# [ABOUT THIS EXERCISE]
Return all of the records exactly.

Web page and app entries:
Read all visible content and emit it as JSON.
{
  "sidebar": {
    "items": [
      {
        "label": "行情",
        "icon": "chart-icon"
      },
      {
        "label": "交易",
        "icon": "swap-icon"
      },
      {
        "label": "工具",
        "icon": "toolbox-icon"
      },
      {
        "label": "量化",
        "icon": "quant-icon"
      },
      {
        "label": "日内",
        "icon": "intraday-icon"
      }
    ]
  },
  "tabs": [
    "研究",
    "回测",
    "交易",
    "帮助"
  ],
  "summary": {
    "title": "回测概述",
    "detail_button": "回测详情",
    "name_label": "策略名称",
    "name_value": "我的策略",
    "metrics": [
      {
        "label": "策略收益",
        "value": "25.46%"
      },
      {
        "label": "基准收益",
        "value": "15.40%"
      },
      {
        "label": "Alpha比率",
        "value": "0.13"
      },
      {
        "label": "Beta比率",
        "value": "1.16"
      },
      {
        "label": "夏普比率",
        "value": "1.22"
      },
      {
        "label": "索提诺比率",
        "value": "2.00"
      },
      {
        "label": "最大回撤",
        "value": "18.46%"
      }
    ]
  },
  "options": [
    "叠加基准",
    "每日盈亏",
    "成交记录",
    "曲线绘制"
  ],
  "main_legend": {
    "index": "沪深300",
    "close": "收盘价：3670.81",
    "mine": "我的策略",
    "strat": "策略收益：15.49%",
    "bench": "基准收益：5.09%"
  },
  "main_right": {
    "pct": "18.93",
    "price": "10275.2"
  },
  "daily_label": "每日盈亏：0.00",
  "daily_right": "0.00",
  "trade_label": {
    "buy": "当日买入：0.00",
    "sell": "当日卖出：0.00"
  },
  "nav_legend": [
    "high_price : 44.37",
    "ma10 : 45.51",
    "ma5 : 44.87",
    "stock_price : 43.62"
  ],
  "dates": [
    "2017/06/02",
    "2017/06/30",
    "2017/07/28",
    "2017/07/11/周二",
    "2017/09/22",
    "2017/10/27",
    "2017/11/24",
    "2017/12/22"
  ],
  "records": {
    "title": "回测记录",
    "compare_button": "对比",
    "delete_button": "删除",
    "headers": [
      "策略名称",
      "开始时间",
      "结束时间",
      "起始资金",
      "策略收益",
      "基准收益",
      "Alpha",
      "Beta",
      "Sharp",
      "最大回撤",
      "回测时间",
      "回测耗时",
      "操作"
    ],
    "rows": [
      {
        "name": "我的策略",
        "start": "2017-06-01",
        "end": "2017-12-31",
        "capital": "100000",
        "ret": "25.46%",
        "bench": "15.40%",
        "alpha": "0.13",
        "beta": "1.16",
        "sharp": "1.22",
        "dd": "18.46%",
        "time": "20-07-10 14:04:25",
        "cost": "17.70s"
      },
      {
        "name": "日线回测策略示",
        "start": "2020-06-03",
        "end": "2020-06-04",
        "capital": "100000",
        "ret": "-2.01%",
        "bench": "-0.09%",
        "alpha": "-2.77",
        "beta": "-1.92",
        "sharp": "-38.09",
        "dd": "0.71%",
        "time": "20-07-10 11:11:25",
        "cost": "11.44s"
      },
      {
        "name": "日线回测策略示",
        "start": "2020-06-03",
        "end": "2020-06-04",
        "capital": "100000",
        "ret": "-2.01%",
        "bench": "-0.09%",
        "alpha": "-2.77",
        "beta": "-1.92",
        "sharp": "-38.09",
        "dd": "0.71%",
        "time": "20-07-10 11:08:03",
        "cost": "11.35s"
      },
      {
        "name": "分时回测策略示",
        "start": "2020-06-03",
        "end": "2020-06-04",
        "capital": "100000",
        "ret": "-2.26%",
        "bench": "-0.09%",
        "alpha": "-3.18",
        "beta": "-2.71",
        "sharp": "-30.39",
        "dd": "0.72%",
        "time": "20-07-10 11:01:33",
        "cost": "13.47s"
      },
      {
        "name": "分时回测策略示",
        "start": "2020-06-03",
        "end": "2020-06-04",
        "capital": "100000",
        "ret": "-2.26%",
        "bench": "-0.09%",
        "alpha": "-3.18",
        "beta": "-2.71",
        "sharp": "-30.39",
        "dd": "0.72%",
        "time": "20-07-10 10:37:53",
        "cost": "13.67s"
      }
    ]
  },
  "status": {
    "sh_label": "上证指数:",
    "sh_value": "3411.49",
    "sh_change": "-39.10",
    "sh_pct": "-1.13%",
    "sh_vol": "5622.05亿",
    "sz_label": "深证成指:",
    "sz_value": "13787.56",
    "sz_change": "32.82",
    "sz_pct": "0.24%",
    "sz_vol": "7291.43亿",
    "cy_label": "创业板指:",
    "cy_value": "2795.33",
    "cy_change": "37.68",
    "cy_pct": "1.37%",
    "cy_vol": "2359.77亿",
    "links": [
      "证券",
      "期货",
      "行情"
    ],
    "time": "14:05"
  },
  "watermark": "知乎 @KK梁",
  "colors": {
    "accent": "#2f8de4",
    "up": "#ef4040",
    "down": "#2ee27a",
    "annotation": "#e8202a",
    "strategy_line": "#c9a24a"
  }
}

# [EXPECTED OUTPUT]
Read all visible content and emit it as JSON.
{
  "sidebar": {
    "items": [
      {
        "label": "行情",
        "icon": "chart-icon"
      },
      {
        "label": "交易",
        "icon": "swap-icon"
      },
      {
        "label": "工具",
        "icon": "toolbox-icon"
      },
      {
        "label": "量化",
        "icon": "quant-icon"
      },
      {
        "label": "日内",
        "icon": "intraday-icon"
      }
    ]
  },
  "tabs": [
    "研究",
    "回测",
    "交易",
    "帮助"
  ],
  "summary": {
    "title": "回测概述",
    "detail_button": "回测详情",
    "name_label": "策略名称",
    "name_value": "我的策略",
    "metrics": [
      {
        "label": "策略收益",
        "value": "25.46%"
      },
      {
        "label": "基准收益",
        "value": "15.40%"
      },
      {
        "label": "Alpha比率",
        "value": "0.13"
      },
      {
        "label": "Beta比率",
        "value": "1.16"
      },
      {
        "label": "夏普比率",
        "value": "1.22"
      },
      {
        "label": "索提诺比率",
        "value": "2.00"
      },
      {
        "label": "最大回撤",
        "value": "18.46%"
      }
    ]
  },
  "options": [
    "叠加基准",
    "每日盈亏",
    "成交记录",
    "曲线绘制"
  ],
  "main_legend": {
    "index": "沪深300",
    "close": "收盘价：3670.81",
    "mine": "我的策略",
    "strat": "策略收益：15.49%",
    "bench": "基准收益：5.09%"
  },
  "main_right": {
    "pct": "18.93",
    "price": "10275.2"
  },
  "daily_label": "每日盈亏：0.00",
  "daily_right": "0.00",
  "trade_label": {
    "buy": "当日买入：0.00",
    "sell": "当日卖出：0.00"
  },
  "nav_legend": [
    "high_price : 44.37",
    "ma10 : 45.51",
    "ma5 : 44.87",
    "stock_price : 43.62"
  ],
  "dates": [
    "2017/06/02",
    "2017/06/30",
    "2017/07/28",
    "2017/07/11/周二",
    "2017/09/22",
    "2017/10/27",
    "2017/11/24",
    "2017/12/22"
  ],
  "records": {
    "title": "回测记录",
    "compare_button": "对比",
    "delete_button": "删除",
    "headers": [
      "策略名称",
      "开始时间",
      "结束时间",
      "起始资金",
      "策略收益",
      "基准收益",
      "Alpha",
      "Beta",
      "Sharp",
      "最大回撤",
      "回测时间",
      "回测耗时",
      "操作"
    ],
    "rows": [
      {
        "name": "我的策略",
        "start": "2017-06-01",
        "end": "2017-12-31",
        "capital": "100000",
        "ret": "25.46%",
        "bench": "15.40%",
        "alpha": "0.13",
        "beta": "1.16",
        "sharp": "1.22",
        "dd": "18.46%",
        "time": "20-07-10 14:04:25",
        "cost": "17.70s"
      },
      {
        "name": "日线回测策略示",
        "start": "2020-06-03",
        "end": "2020-06-04",
        "capital": "100000",
        "ret": "-2.01%",
        "bench": "-0.09%",
        "alpha": "-2.77",
        "beta": "-1.92",
        "sharp": "-38.09",
        "dd": "0.71%",
        "time": "20-07-10 11:11:25",
        "cost": "11.44s"
      },
      {
        "name": "日线回测策略示",
        "start": "2020-06-03",
        "end": "2020-06-04",
        "capital": "100000",
        "ret": "-2.01%",
        "bench": "-0.09%",
        "alpha": "-2.77",
        "beta": "-1.92",
        "sharp": "-38.09",
        "dd": "0.71%",
        "time": "20-07-10 11:08:03",
        "cost": "11.35s"
      },
      {
        "name": "分时回测策略示",
        "start": "2020-06-03",
        "end": "2020-06-04",
        "capital": "100000",
        "ret": "-2.26%",
        "bench": "-0.09%",
        "alpha": "-3.18",
        "beta": "-2.71",
        "sharp": "-30.39",
        "dd": "0.72%",
        "time": "20-07-10 11:01:33",
        "cost": "13.47s"
      },
      {
        "name": "分时回测策略示",
        "start": "2020-06-03",
        "end": "2020-06-04",
        "capital": "100000",
        "ret": "-2.26%",
        "bench": "-0.09%",
        "alpha": "-3.18",
        "beta": "-2.71",
        "sharp": "-30.39",
        "dd": "0.72%",
        "time": "20-07-10 10:37:53",
        "cost": "13.67s"
      }
    ]
  },
  "status": {
    "sh_label": "上证指数:",
    "sh_value": "3411.49",
    "sh_change": "-39.10",
    "sh_pct": "-1.13%",
    "sh_vol": "5622.05亿",
    "sz_label": "深证成指:",
    "sz_value": "13787.56",
    "sz_change": "32.82",
    "sz_pct": "0.24%",
    "sz_vol": "7291.43亿",
    "cy_label": "创业板指:",
    "cy_value": "2795.33",
    "cy_change": "37.68",
    "cy_pct": "1.37%",
    "cy_vol": "2359.77亿",
    "links": [
      "证券",
      "期货",
      "行情"
    ],
    "time": "14:05"
  },
  "watermark": "知乎 @KK梁",
  "colors": {
    "accent": "#2f8de4",
    "up": "#ef4040",
    "down": "#2ee27a",
    "annotation": "#e8202a",
    "strategy_line": "#c9a24a"
  }
}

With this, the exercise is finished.